It’s really important to get outside of your own company and industry to meet others and gain new ideas. Any issue we face in real estate has been solved elsewhere and we shouldn’t try and recreate the wheel.

What do you like to do when you’re not working?

Over the last 20 years, my primary focus in addition to work has been raising children, with an occasional great vacation. Now that the kids are grown, I look forward to having a hobby! I need someone to teach me how to golf…

What did you want to be growing up?

I forever thought I would be an attorney. I got a Finance degree simply as the corollary to the law school degree that was next. When I bombed the LSAT and continued to do well with business, it was a sign from above and I haven’t looked back. 

What do you want to be doing five years from now?

I don’t know. That’s the secret that they don’t tell you in school. No matter how old you are, you feel young. While planning is helpful, you shouldn’t get too attached to that plan and miss the smaller opportunities that lead to a better path. Just save your salary along the way so you have options.

If you could talk to yourself 10/15/20 years ago, what would you say?

Smile more and enjoy life…this too shall pass. Try something new every day.

What’s your favorite quote?

If you’ve worked with me, you’ll hear me say something to the effect of “Baby steps in the right direction” (basically another variant of “Rome wasn’t built in a day”). Sometimes a project seems large and daunting and there is insufficient time, budget or consensus. Sometimes, the best course of action is simply to start. After 18 years, many of these “small starts” have turned into whole new ways of doing business; that’s satisfying when looking in the rear-view mirror.

What’s your favorite song/musician?

I like every genre under the sun. I like Sinatra, the Beatles, Fleetwood Mac, Eminem and Bruno Mars. I’ve crowd-surfed at a Beastie Boys concert (many years ago, obviously…) and sang Reggae on stage with the band more recently. Right now, I am seeking a great Jazz bar if anyone has suggestions.

What’s the biggest difference you see between our industry today and when you started?

There are two big sea-changes: One has to be technology—when I joined, we rolled out our first nationwide Internet-based property operations system and thought we were done! Today, our technology infrastructure is extensive and automates nearly every function, whether resident-facing or supporting overhead. It certainly makes increased scale and complexity of operations efficient.

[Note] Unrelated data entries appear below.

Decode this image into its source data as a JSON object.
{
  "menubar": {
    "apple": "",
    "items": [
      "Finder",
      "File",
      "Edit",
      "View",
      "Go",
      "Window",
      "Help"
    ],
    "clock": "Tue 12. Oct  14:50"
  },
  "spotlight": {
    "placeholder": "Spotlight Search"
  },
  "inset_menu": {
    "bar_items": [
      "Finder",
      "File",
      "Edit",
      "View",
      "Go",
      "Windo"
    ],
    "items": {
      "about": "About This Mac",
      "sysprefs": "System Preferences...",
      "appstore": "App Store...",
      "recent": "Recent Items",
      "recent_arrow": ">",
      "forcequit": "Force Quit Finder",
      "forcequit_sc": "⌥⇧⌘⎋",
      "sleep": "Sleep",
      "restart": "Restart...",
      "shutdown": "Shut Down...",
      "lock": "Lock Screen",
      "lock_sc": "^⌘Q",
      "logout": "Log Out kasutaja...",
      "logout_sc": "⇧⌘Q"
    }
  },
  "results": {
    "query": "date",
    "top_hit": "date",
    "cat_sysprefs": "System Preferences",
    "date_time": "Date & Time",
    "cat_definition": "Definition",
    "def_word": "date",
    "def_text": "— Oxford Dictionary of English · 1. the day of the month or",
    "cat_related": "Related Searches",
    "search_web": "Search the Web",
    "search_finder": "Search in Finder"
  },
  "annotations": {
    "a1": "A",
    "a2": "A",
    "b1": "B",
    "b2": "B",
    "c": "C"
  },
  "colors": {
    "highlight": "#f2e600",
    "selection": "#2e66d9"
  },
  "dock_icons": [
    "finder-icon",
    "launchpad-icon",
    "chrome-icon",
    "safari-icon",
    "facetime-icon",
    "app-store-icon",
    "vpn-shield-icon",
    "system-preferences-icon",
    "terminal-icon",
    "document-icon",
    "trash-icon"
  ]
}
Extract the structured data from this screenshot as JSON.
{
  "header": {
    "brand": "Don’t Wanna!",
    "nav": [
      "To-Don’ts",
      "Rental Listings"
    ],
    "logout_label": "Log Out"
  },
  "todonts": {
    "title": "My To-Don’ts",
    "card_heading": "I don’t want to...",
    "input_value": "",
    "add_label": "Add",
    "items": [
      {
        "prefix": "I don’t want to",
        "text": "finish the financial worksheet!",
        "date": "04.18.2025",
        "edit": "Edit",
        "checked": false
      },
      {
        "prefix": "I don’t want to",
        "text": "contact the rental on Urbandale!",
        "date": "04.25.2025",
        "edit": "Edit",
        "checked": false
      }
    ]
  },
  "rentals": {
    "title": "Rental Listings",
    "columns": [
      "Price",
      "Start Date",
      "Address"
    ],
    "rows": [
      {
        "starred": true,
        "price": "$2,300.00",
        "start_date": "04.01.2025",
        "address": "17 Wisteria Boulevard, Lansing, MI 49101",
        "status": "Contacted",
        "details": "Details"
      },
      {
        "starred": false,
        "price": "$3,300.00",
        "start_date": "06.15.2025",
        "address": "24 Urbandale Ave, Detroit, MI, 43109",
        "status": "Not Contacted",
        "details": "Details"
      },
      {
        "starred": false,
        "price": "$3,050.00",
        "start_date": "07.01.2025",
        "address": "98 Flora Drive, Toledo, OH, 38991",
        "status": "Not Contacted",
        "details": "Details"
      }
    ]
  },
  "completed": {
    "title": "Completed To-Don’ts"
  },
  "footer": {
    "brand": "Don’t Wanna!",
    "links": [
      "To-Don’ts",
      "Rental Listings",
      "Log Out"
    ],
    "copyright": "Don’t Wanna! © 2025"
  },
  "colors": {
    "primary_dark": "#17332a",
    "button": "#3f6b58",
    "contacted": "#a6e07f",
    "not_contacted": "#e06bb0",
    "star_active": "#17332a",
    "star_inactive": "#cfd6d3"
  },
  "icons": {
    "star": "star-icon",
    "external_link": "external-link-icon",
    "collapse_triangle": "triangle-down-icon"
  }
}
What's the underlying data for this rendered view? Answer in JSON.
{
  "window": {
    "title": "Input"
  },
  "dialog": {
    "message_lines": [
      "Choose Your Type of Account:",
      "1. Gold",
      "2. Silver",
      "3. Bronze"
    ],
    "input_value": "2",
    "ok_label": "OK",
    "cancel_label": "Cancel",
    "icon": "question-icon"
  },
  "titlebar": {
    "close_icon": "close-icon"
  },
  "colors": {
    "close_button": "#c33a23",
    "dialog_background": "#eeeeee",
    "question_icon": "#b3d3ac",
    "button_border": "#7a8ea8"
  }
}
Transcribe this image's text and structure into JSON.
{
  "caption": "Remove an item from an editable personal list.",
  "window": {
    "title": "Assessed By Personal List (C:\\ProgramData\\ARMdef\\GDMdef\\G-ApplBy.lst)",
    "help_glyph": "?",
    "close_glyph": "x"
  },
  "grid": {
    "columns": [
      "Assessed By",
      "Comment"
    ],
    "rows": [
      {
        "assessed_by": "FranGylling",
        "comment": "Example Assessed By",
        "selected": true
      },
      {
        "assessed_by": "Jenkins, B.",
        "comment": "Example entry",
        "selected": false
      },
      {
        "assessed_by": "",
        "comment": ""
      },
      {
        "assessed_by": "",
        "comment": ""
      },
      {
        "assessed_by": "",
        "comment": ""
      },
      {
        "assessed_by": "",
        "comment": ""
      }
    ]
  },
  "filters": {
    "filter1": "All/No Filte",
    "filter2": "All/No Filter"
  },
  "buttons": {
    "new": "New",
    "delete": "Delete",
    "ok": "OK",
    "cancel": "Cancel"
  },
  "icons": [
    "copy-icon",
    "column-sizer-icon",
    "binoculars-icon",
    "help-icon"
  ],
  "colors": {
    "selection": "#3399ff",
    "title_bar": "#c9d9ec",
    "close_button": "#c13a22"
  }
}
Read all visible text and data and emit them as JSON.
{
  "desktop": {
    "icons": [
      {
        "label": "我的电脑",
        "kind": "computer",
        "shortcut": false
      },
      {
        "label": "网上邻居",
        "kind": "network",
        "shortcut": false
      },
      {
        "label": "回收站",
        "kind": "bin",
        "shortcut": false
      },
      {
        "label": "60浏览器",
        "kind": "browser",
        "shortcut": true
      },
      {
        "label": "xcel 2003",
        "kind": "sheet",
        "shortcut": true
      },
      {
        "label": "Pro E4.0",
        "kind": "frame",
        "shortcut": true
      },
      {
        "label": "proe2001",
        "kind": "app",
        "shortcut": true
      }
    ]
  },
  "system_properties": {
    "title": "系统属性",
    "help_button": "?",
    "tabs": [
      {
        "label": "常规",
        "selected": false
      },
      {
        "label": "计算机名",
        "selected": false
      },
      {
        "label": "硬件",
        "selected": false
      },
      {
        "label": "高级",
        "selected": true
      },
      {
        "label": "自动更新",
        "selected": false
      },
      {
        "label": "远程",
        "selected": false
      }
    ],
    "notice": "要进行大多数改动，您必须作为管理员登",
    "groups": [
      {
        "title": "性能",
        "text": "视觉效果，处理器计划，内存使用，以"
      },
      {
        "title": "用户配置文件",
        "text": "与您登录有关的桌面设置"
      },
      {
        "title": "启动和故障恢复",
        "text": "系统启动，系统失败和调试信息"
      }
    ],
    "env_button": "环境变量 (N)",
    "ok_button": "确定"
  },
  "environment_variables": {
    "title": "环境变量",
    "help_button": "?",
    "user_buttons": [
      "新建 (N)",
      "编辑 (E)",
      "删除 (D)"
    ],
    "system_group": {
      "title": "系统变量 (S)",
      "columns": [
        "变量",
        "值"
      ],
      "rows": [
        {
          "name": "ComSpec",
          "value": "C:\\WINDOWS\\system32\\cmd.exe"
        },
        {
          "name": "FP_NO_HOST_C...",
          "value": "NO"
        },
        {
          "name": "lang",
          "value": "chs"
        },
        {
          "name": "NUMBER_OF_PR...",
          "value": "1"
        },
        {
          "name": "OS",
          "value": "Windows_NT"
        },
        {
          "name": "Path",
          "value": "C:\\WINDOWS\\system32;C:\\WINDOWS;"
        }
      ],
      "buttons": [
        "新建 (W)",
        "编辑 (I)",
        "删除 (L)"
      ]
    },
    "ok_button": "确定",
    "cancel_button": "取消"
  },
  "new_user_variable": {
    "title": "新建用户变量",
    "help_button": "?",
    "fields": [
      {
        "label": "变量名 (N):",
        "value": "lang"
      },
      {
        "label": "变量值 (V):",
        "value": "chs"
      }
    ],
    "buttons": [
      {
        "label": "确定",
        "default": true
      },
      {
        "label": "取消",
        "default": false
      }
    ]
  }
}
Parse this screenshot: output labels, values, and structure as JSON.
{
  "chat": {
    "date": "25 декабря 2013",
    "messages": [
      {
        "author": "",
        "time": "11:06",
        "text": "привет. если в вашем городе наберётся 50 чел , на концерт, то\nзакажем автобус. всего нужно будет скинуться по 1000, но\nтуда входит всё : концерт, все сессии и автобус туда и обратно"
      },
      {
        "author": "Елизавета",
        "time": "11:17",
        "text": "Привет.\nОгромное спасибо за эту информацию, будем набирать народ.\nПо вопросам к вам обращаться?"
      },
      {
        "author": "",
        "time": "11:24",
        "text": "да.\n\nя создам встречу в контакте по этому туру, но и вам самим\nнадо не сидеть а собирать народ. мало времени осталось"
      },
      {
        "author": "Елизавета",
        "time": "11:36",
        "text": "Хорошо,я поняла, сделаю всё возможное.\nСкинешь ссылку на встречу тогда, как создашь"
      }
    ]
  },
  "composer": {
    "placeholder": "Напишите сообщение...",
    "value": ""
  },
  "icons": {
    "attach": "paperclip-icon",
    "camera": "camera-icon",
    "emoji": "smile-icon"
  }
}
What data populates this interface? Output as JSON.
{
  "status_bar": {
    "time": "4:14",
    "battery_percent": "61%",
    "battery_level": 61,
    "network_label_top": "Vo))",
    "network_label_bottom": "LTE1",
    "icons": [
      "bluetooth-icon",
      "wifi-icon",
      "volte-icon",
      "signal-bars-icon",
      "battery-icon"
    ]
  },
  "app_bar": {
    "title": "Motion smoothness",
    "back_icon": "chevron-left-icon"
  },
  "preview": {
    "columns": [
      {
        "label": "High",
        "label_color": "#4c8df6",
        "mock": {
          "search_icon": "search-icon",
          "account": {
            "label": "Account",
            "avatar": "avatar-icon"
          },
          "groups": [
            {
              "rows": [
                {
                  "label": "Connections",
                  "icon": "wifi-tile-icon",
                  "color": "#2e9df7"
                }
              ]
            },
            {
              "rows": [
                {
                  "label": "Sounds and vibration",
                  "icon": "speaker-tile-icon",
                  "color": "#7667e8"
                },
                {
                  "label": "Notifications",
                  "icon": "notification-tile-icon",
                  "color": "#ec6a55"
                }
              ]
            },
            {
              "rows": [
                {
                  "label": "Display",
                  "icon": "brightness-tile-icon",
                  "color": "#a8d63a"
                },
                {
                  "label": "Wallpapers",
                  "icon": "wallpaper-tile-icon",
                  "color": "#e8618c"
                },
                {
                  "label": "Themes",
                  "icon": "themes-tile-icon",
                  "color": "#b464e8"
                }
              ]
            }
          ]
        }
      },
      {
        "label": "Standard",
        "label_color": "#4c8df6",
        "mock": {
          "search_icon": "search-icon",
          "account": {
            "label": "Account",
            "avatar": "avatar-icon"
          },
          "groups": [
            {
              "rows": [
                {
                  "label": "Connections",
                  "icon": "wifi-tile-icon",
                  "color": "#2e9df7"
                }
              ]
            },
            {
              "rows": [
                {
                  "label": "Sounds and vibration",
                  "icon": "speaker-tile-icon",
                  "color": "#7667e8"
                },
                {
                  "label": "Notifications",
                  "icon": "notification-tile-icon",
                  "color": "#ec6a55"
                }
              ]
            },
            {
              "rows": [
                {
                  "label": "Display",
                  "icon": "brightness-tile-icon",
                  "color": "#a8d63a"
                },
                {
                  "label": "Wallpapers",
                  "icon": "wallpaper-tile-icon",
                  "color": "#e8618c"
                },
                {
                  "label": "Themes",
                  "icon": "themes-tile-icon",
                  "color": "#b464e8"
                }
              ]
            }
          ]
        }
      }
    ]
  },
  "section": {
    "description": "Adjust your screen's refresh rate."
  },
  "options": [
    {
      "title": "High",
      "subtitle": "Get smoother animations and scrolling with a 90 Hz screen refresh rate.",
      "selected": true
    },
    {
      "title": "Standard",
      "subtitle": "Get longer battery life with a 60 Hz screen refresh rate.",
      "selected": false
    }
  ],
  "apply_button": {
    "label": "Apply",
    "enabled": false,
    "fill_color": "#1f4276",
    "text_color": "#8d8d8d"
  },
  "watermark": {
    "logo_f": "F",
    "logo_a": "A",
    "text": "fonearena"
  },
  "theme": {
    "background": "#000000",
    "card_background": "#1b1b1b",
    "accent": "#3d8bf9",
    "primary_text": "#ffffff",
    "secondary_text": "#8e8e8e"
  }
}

The other is the customer demographic—as renting by choice grows, everything has changed.  We have communities that cater to families, empty nesters or folks who work from home, and this impacts decisions on location, common areas, unit size and mix, retail, parking—you name it!